Bret Calltharp, the director of industry outreach at Zillow is moving on from the Seattle-based real estate tech company, he announced Friday.
Calltharp, who joined the company after Jay Thompson’s retirement in July 2018, plans to return to his roots working with agents and brokers in some capacity, but on Monday he had no immediate position to announce.
Calltharp told Inman at Zillow’s Unlock conference in Las Vegas that working with agents and brokers through Zillow at various conferences, eventually reminded him of what he loves about this industry.
“Every time I was in these spaces, it’s just my nature that we talk business and we talk shop and I would find myself saying, ‘Hey, have you tried this or, you know, maybe if you use this product and try this strategy you might be surprised what happens,'” Calltharp said.
“I noticed that I started having a lot of Premier Agents that would send me messages saying, ‘Hey, do you mind if I send over some collateral I’m working on?’ And it really reminded me of what I love about this industry. To me, it’s working with entrepreneurs to help them to be better at what they do.”
Much of Calltharp’s job as the director of industry outreach was to correct the record and engage with what the company perceives as misconceptions about what they do and where the business is headed.
There’s two specific categories that most of the pre-conceived notions about Zillow fall into, according to Calltharp. The first is re-trying old battles and that’s where the complaint about Zillow selling agents their own listings comes from.
“Our industry has a way of glorifying the past and the good old days and, you know, a lot of agents would love it if we went back to the days that you’d have to pull out the listing book and that’s how you found things,” Calltharp said.
He said he always responds the same way, reminding agents that every brokerage in their market displays all the listings of their rivals. And they aren’t usually passing an interested buyer off to another brokerage that reaches out about another brokerage’s listing.
“Zillow exists because the duty of the listing agent has to provide their clients listing the highest exposure to the most people possible because statistically, that means that we should get the highest and best offer,” Calltharp added.

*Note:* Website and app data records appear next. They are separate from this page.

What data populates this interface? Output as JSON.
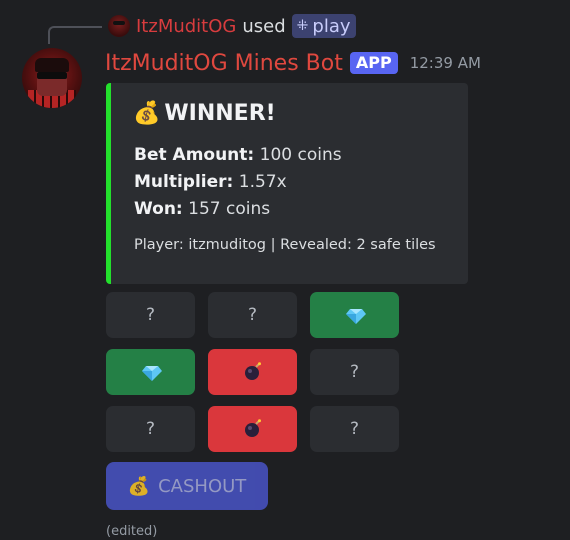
{
  "interaction": {
    "user": "ItzMuditOG",
    "used_word": "used",
    "command": "play"
  },
  "message": {
    "author": "ItzMuditOG Mines Bot",
    "badge": "APP",
    "timestamp": "12:39 AM",
    "edited": "(edited)"
  },
  "embed": {
    "accent_color": "#23e02c",
    "title": "WINNER!",
    "title_icon": "money-bag-icon",
    "fields": [
      {
        "label": "Bet Amount:",
        "value": "100 coins"
      },
      {
        "label": "Multiplier:",
        "value": "1.57x"
      },
      {
        "label": "Won:",
        "value": "157 coins"
      }
    ],
    "footer": "Player: itzmuditog | Revealed: 2 safe tiles"
  },
  "grid": {
    "rows": [
      [
        {
          "state": "hidden",
          "label": "?"
        },
        {
          "state": "hidden",
          "label": "?"
        },
        {
          "state": "safe",
          "icon": "diamond-icon"
        }
      ],
      [
        {
          "state": "safe",
          "icon": "diamond-icon"
        },
        {
          "state": "bomb",
          "icon": "bomb-icon"
        },
        {
          "state": "hidden",
          "label": "?"
        }
      ],
      [
        {
          "state": "hidden",
          "label": "?"
        },
        {
          "state": "bomb",
          "icon": "bomb-icon"
        },
        {
          "state": "hidden",
          "label": "?"
        }
      ]
    ]
  },
  "cashout": {
    "label": "CASHOUT",
    "icon": "money-bag-icon"
  },
  "colors": {
    "safe": "#248046",
    "bomb": "#da373c",
    "hidden": "#2b2d31",
    "brand": "#5865f2"
  }
}
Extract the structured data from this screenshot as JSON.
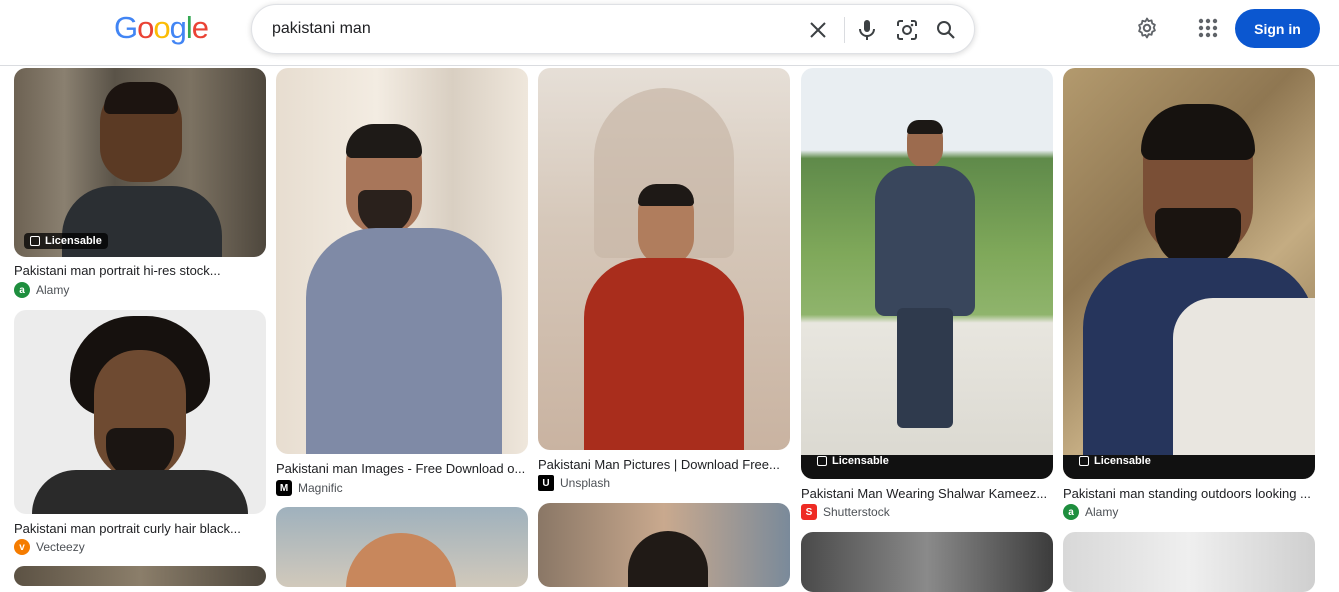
{
  "header": {
    "logo_letters": [
      "G",
      "o",
      "o",
      "g",
      "l",
      "e"
    ],
    "logo_colors": [
      "#4285f4",
      "#ea4335",
      "#fbbc05",
      "#4285f4",
      "#34a853",
      "#ea4335"
    ],
    "search_value": "pakistani man",
    "signin_label": "Sign in",
    "icons": [
      "close-icon",
      "microphone-icon",
      "lens-icon",
      "search-icon",
      "settings-gear-icon",
      "apps-grid-icon"
    ]
  },
  "results": [
    {
      "caption": "Pakistani man portrait hi-res stock...",
      "source": "Alamy",
      "badge": "Licensable",
      "favicon": "a",
      "favicon_color": "#1e8e3e"
    },
    {
      "caption": "Pakistani man portrait curly hair black...",
      "source": "Vecteezy",
      "favicon": "v",
      "favicon_color": "#f57c00"
    },
    {
      "caption": "Pakistani man Images - Free Download o...",
      "source": "Magnific",
      "favicon": "M",
      "favicon_color": "#000000"
    },
    {
      "caption": "Pakistani Man Pictures | Download Free...",
      "source": "Unsplash",
      "favicon": "U",
      "favicon_color": "#000000"
    },
    {
      "caption": "Pakistani Man Wearing Shalwar Kameez...",
      "source": "Shutterstock",
      "badge": "Licensable",
      "favicon": "S",
      "favicon_color": "#ee2b24"
    },
    {
      "caption": "Pakistani man standing outdoors looking ...",
      "source": "Alamy",
      "badge": "Licensable",
      "favicon": "a",
      "favicon_color": "#1e8e3e"
    }
  ]
}
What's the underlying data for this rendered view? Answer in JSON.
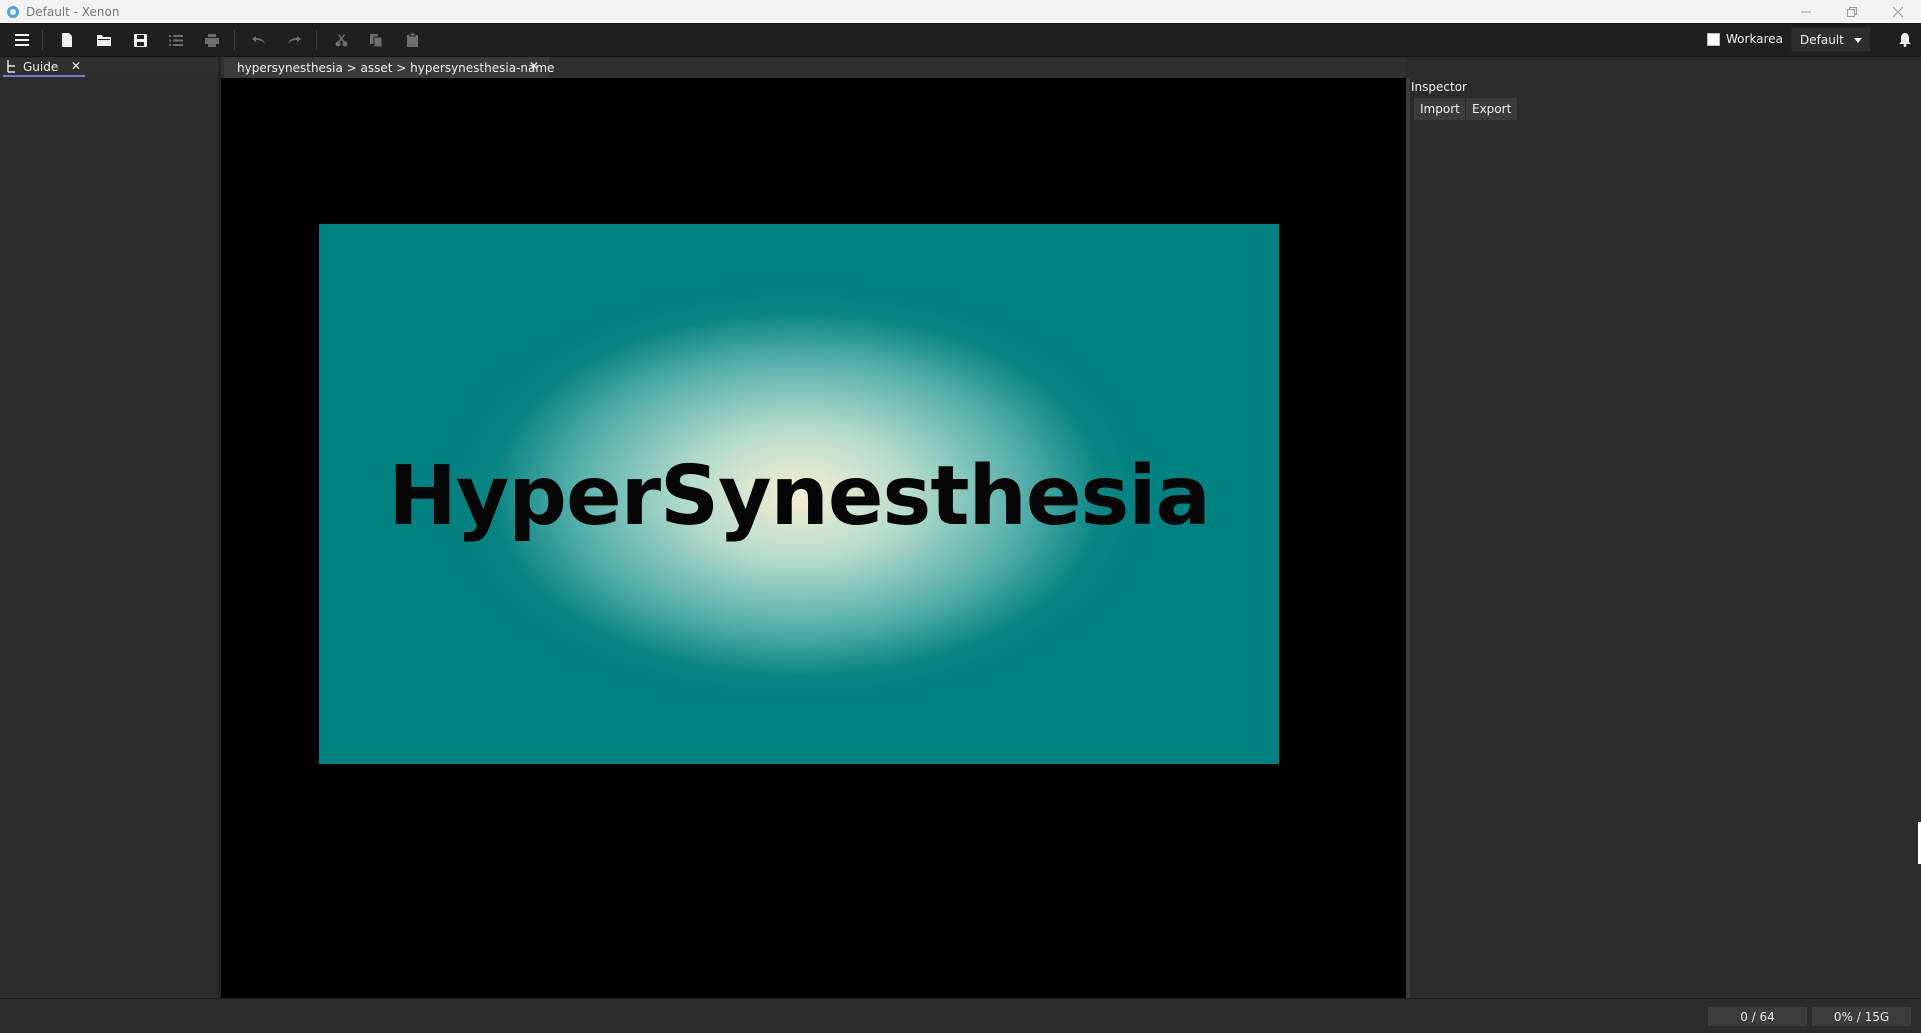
{
  "window": {
    "title": "Default - Xenon",
    "controls": [
      "minimize-icon",
      "restore-icon",
      "close-icon"
    ]
  },
  "toolbar": {
    "buttons": [
      {
        "name": "menu-button",
        "icon": "hamburger-icon",
        "enabled": true
      },
      {
        "name": "new-file-button",
        "icon": "new-file-icon",
        "enabled": true
      },
      {
        "name": "open-folder-button",
        "icon": "folder-icon",
        "enabled": true
      },
      {
        "name": "save-button",
        "icon": "save-icon",
        "enabled": true
      },
      {
        "name": "list-button",
        "icon": "list-icon",
        "enabled": false
      },
      {
        "name": "print-button",
        "icon": "print-icon",
        "enabled": false
      },
      {
        "name": "undo-button",
        "icon": "undo-icon",
        "enabled": false
      },
      {
        "name": "redo-button",
        "icon": "redo-icon",
        "enabled": false
      },
      {
        "name": "cut-button",
        "icon": "cut-icon",
        "enabled": false
      },
      {
        "name": "copy-button",
        "icon": "copy-icon",
        "enabled": false
      },
      {
        "name": "paste-button",
        "icon": "paste-icon",
        "enabled": false
      }
    ],
    "workarea_label": "Workarea",
    "workarea_checked": false,
    "layout_value": "Default"
  },
  "guide_panel": {
    "tab_label": "Guide",
    "close_glyph": "✕"
  },
  "document": {
    "tab_label": "hypersynesthesia > asset > hypersynesthesia-name",
    "close_glyph": "✕",
    "artboard_text": "HyperSynesthesia"
  },
  "inspector": {
    "header": "Inspector",
    "import_label": "Import",
    "export_label": "Export"
  },
  "statusbar": {
    "count": "0 / 64",
    "memory": "0% / 15G"
  },
  "colors": {
    "accent": "#6b7cd8",
    "artboard_edge": "#008080",
    "artboard_center": "#f6efd3",
    "viewport_bg": "#000000",
    "panel_bg": "#2b2b2b"
  }
}
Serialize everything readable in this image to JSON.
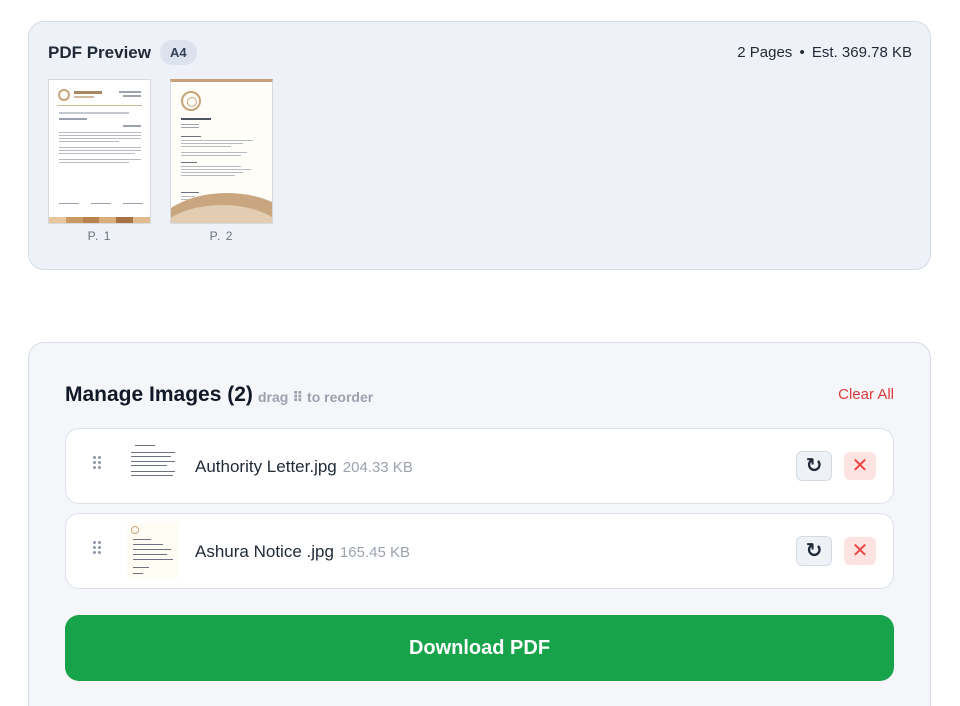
{
  "preview": {
    "title": "PDF Preview",
    "page_size": "A4",
    "page_count": "2 Pages",
    "separator": "•",
    "estimate": "Est. 369.78 KB",
    "pages": [
      {
        "label": "P. 1"
      },
      {
        "label": "P. 2"
      }
    ]
  },
  "manage": {
    "title": "Manage Images (2)",
    "hint": "drag ⠿ to reorder",
    "clear_all": "Clear All",
    "items": [
      {
        "name": "Authority Letter.jpg",
        "size": "204.33 KB",
        "rotate_icon": "↻",
        "remove_icon": "✕"
      },
      {
        "name": "Ashura Notice .jpg",
        "size": "165.45 KB",
        "rotate_icon": "↻",
        "remove_icon": "✕"
      }
    ]
  },
  "download": {
    "label": "Download PDF",
    "color": "#16a34a"
  },
  "colors": {
    "accent_green": "#16a34a",
    "danger_red": "#dc3b3b",
    "panel_bg": "#eef1f7"
  }
}
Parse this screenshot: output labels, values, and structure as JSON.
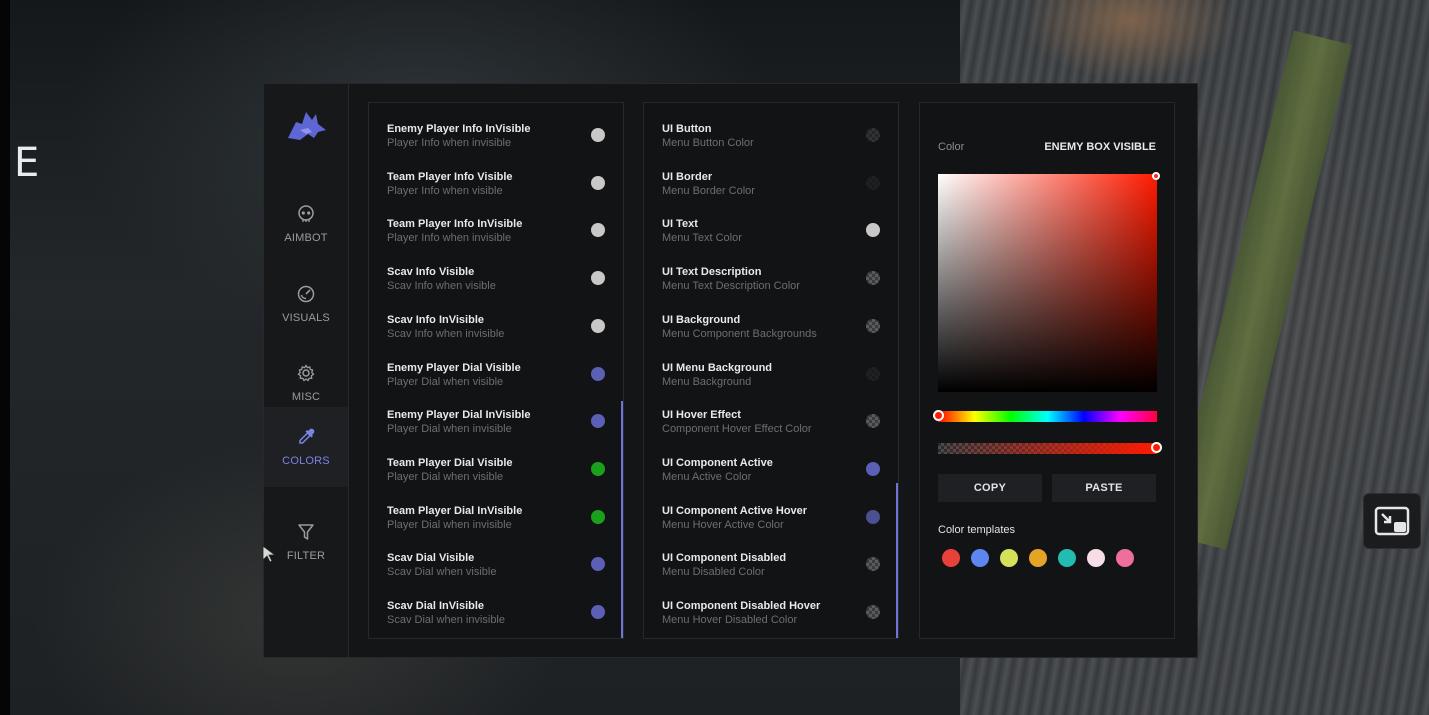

The other common misconceptions come from brokers and agents trying to figure out what Zillow’s future intentions are. Calltharp admitted it’s a difficult task, because the company is always trying to stay in front of the consumer and that means taking chances and figuring out the next steps every day.
Calltharp told Inman he never believed the hype from Zillow’s detractors, even when he was working in the brokerage and franchise space. Working at Zillow for more than a year gave him a chance to verify that for himself.